---- Raw data
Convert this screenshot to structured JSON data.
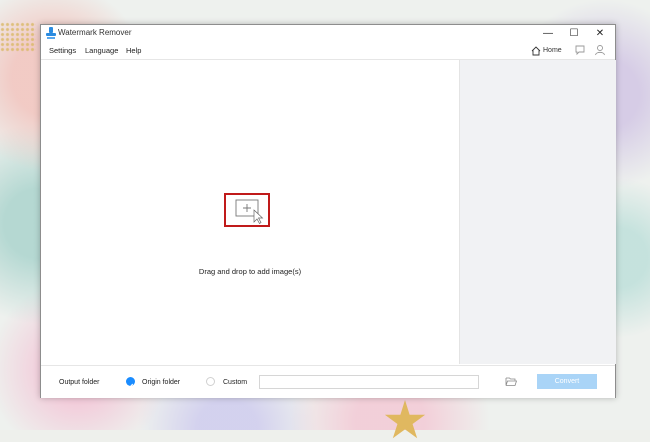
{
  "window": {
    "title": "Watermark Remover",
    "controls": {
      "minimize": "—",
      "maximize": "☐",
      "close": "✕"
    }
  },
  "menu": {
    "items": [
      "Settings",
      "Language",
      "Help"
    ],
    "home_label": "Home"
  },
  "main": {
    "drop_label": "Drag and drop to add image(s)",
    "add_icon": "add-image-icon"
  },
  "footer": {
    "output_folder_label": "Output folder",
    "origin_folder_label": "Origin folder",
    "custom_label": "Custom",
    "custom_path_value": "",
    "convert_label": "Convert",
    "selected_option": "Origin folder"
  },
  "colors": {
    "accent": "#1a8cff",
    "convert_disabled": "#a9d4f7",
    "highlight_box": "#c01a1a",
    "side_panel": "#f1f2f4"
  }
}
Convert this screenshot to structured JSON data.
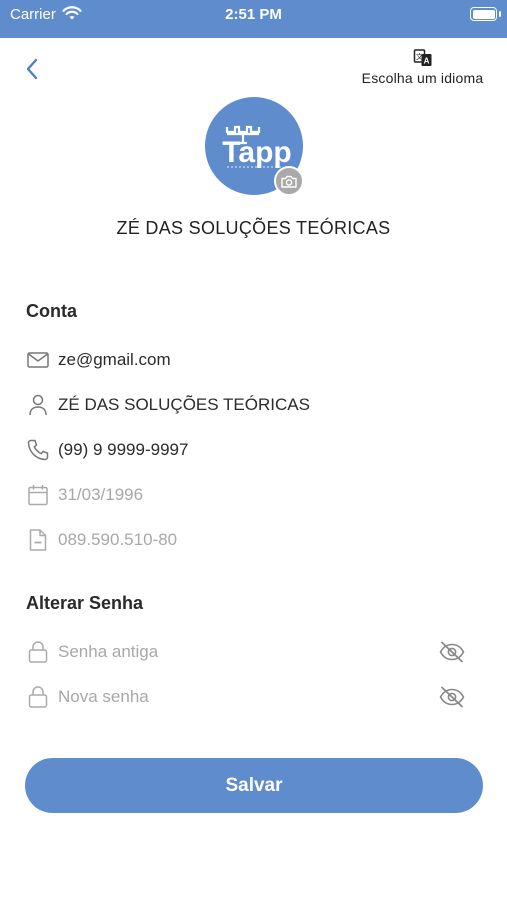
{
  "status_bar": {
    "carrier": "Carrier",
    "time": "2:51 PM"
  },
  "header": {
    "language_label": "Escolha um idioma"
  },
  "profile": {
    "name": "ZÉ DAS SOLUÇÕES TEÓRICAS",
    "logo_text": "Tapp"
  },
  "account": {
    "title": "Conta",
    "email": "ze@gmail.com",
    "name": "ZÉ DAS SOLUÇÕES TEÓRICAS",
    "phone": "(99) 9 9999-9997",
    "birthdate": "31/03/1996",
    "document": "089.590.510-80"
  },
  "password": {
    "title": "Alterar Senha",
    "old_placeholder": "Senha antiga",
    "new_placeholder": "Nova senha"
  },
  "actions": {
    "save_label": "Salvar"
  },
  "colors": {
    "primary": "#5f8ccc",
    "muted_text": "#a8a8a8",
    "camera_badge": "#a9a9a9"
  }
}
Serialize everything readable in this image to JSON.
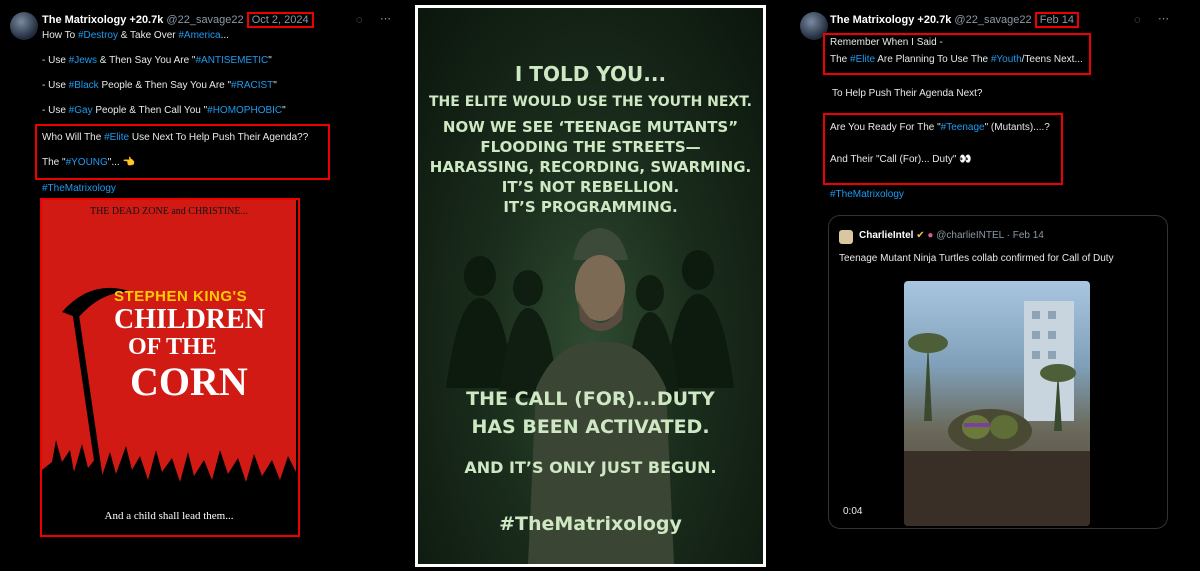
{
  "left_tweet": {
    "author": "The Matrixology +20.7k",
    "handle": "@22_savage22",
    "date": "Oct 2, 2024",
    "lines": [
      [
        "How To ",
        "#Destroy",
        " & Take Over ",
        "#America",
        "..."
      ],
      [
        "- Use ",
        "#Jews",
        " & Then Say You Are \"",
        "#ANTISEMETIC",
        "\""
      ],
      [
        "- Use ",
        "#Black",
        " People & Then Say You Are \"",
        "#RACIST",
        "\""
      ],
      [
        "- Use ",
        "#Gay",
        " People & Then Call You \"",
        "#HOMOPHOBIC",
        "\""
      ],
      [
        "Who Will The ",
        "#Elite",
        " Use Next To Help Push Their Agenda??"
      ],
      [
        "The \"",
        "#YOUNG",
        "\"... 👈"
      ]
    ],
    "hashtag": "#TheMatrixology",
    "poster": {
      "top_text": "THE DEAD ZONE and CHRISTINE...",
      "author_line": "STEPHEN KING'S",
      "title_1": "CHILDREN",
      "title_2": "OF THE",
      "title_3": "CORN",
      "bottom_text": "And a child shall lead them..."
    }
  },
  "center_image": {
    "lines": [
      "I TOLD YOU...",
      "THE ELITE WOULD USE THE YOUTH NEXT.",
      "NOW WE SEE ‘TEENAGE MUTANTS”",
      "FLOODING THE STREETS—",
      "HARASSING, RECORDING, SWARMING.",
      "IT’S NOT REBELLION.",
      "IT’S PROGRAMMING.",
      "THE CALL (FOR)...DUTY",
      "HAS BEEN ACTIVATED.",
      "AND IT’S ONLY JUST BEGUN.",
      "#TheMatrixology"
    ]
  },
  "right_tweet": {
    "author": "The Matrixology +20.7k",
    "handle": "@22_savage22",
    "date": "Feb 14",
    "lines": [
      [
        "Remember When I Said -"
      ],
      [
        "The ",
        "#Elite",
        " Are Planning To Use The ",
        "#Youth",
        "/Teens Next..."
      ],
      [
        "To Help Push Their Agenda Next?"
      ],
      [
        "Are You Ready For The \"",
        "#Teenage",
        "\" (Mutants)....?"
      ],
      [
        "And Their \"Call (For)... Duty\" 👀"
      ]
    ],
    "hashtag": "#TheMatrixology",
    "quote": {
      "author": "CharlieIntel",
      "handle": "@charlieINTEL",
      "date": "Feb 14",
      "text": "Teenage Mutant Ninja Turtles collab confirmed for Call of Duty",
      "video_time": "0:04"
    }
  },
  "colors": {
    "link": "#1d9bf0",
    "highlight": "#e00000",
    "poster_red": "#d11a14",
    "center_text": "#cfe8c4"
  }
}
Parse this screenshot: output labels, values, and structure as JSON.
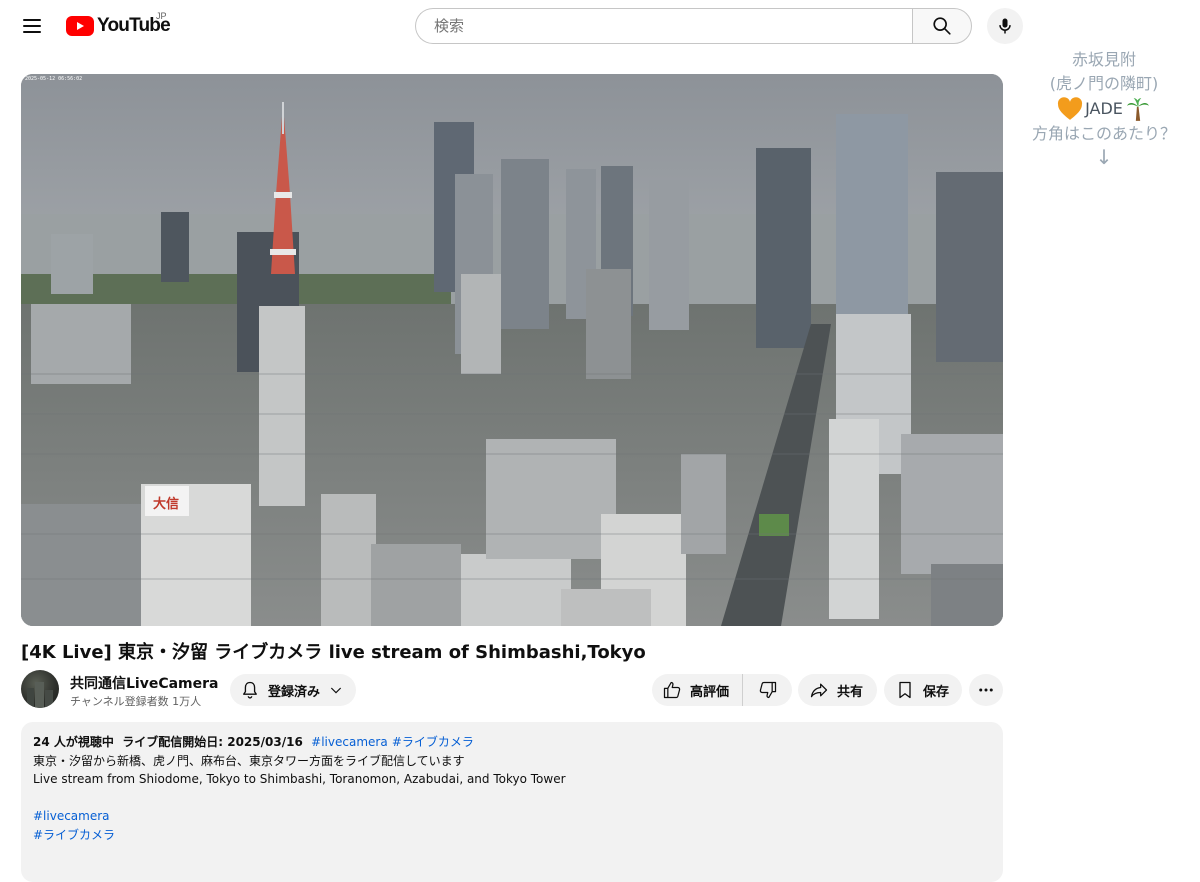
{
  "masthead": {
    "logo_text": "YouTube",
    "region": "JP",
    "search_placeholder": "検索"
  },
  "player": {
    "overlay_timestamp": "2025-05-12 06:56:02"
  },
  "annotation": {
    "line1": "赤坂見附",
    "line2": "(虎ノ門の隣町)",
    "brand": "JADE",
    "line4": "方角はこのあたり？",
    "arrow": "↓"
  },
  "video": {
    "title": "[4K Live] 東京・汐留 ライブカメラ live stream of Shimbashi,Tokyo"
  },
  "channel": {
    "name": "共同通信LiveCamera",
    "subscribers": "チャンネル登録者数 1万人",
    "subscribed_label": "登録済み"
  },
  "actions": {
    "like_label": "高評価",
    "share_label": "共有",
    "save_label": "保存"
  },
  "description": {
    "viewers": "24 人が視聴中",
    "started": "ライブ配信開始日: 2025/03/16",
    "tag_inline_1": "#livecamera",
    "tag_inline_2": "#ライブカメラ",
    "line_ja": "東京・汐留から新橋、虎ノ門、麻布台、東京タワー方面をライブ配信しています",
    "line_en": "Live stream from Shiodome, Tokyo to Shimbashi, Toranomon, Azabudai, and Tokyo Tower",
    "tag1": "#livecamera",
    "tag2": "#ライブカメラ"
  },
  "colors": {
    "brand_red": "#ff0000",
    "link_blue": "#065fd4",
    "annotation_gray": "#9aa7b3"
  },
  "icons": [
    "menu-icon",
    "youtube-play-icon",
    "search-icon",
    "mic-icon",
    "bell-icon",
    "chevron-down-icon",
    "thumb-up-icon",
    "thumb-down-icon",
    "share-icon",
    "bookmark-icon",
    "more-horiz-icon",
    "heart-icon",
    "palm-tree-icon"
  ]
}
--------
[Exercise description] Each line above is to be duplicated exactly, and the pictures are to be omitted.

[Solution to this problem]
Convert this screenshot to structured JSON data.
{
  "window": {
    "title": "Watermark Remover",
    "controls": {
      "minimize": "—",
      "maximize": "☐",
      "close": "✕"
    }
  },
  "menu": {
    "items": [
      "Settings",
      "Language",
      "Help"
    ],
    "home_label": "Home"
  },
  "main": {
    "drop_label": "Drag and drop to add image(s)",
    "add_icon": "add-image-icon"
  },
  "footer": {
    "output_folder_label": "Output folder",
    "origin_folder_label": "Origin folder",
    "custom_label": "Custom",
    "custom_path_value": "",
    "convert_label": "Convert",
    "selected_option": "Origin folder"
  },
  "colors": {
    "accent": "#1a8cff",
    "convert_disabled": "#a9d4f7",
    "highlight_box": "#c01a1a",
    "side_panel": "#f1f2f4"
  }
}
Convert this screenshot to structured JSON data.
{
  "status_bar": {
    "carrier": "Carrier",
    "time": "2:51 PM"
  },
  "header": {
    "language_label": "Escolha um idioma"
  },
  "profile": {
    "name": "ZÉ DAS SOLUÇÕES TEÓRICAS",
    "logo_text": "Tapp"
  },
  "account": {
    "title": "Conta",
    "email": "ze@gmail.com",
    "name": "ZÉ DAS SOLUÇÕES TEÓRICAS",
    "phone": "(99) 9 9999-9997",
    "birthdate": "31/03/1996",
    "document": "089.590.510-80"
  },
  "password": {
    "title": "Alterar Senha",
    "old_placeholder": "Senha antiga",
    "new_placeholder": "Nova senha"
  },
  "actions": {
    "save_label": "Salvar"
  },
  "colors": {
    "primary": "#5f8ccc",
    "muted_text": "#a8a8a8",
    "camera_badge": "#a9a9a9"
  }
}
Serialize everything readable in this image to JSON.
{
  "left_tweet": {
    "author": "The Matrixology +20.7k",
    "handle": "@22_savage22",
    "date": "Oct 2, 2024",
    "lines": [
      [
        "How To ",
        "#Destroy",
        " & Take Over ",
        "#America",
        "..."
      ],
      [
        "- Use ",
        "#Jews",
        " & Then Say You Are \"",
        "#ANTISEMETIC",
        "\""
      ],
      [
        "- Use ",
        "#Black",
        " People & Then Say You Are \"",
        "#RACIST",
        "\""
      ],
      [
        "- Use ",
        "#Gay",
        " People & Then Call You \"",
        "#HOMOPHOBIC",
        "\""
      ],
      [
        "Who Will The ",
        "#Elite",
        " Use Next To Help Push Their Agenda??"
      ],
      [
        "The \"",
        "#YOUNG",
        "\"... 👈"
      ]
    ],
    "hashtag": "#TheMatrixology",
    "poster": {
      "top_text": "THE DEAD ZONE and CHRISTINE...",
      "author_line": "STEPHEN KING'S",
      "title_1": "CHILDREN",
      "title_2": "OF THE",
      "title_3": "CORN",
      "bottom_text": "And a child shall lead them..."
    }
  },
  "center_image": {
    "lines": [
      "I TOLD YOU...",
      "THE ELITE WOULD USE THE YOUTH NEXT.",
      "NOW WE SEE ‘TEENAGE MUTANTS”",
      "FLOODING THE STREETS—",
      "HARASSING, RECORDING, SWARMING.",
      "IT’S NOT REBELLION.",
      "IT’S PROGRAMMING.",
      "THE CALL (FOR)...DUTY",
      "HAS BEEN ACTIVATED.",
      "AND IT’S ONLY JUST BEGUN.",
      "#TheMatrixology"
    ]
  },
  "right_tweet": {
    "author": "The Matrixology +20.7k",
    "handle": "@22_savage22",
    "date": "Feb 14",
    "lines": [
      [
        "Remember When I Said -"
      ],
      [
        "The ",
        "#Elite",
        " Are Planning To Use The ",
        "#Youth",
        "/Teens Next..."
      ],
      [
        "To Help Push Their Agenda Next?"
      ],
      [
        "Are You Ready For The \"",
        "#Teenage",
        "\" (Mutants)....?"
      ],
      [
        "And Their \"Call (For)... Duty\" 👀"
      ]
    ],
    "hashtag": "#TheMatrixology",
    "quote": {
      "author": "CharlieIntel",
      "handle": "@charlieINTEL",
      "date": "Feb 14",
      "text": "Teenage Mutant Ninja Turtles collab confirmed for Call of Duty",
      "video_time": "0:04"
    }
  },
  "colors": {
    "link": "#1d9bf0",
    "highlight": "#e00000",
    "poster_red": "#d11a14",
    "center_text": "#cfe8c4"
  }
}
Parse this screenshot: output labels, values, and structure as JSON.
{
  "masthead": {
    "logo_text": "YouTube",
    "region": "JP",
    "search_placeholder": "検索"
  },
  "player": {
    "overlay_timestamp": "2025-05-12 06:56:02"
  },
  "annotation": {
    "line1": "赤坂見附",
    "line2": "(虎ノ門の隣町)",
    "brand": "JADE",
    "line4": "方角はこのあたり？",
    "arrow": "↓"
  },
  "video": {
    "title": "[4K Live] 東京・汐留 ライブカメラ live stream of Shimbashi,Tokyo"
  },
  "channel": {
    "name": "共同通信LiveCamera",
    "subscribers": "チャンネル登録者数 1万人",
    "subscribed_label": "登録済み"
  },
  "actions": {
    "like_label": "高評価",
    "share_label": "共有",
    "save_label": "保存"
  },
  "description": {
    "viewers": "24 人が視聴中",
    "started": "ライブ配信開始日: 2025/03/16",
    "tag_inline_1": "#livecamera",
    "tag_inline_2": "#ライブカメラ",
    "line_ja": "東京・汐留から新橋、虎ノ門、麻布台、東京タワー方面をライブ配信しています",
    "line_en": "Live stream from Shiodome, Tokyo to Shimbashi, Toranomon, Azabudai, and Tokyo Tower",
    "tag1": "#livecamera",
    "tag2": "#ライブカメラ"
  },
  "colors": {
    "brand_red": "#ff0000",
    "link_blue": "#065fd4",
    "annotation_gray": "#9aa7b3"
  },
  "icons": [
    "menu-icon",
    "youtube-play-icon",
    "search-icon",
    "mic-icon",
    "bell-icon",
    "chevron-down-icon",
    "thumb-up-icon",
    "thumb-down-icon",
    "share-icon",
    "bookmark-icon",
    "more-horiz-icon",
    "heart-icon",
    "palm-tree-icon"
  ]
}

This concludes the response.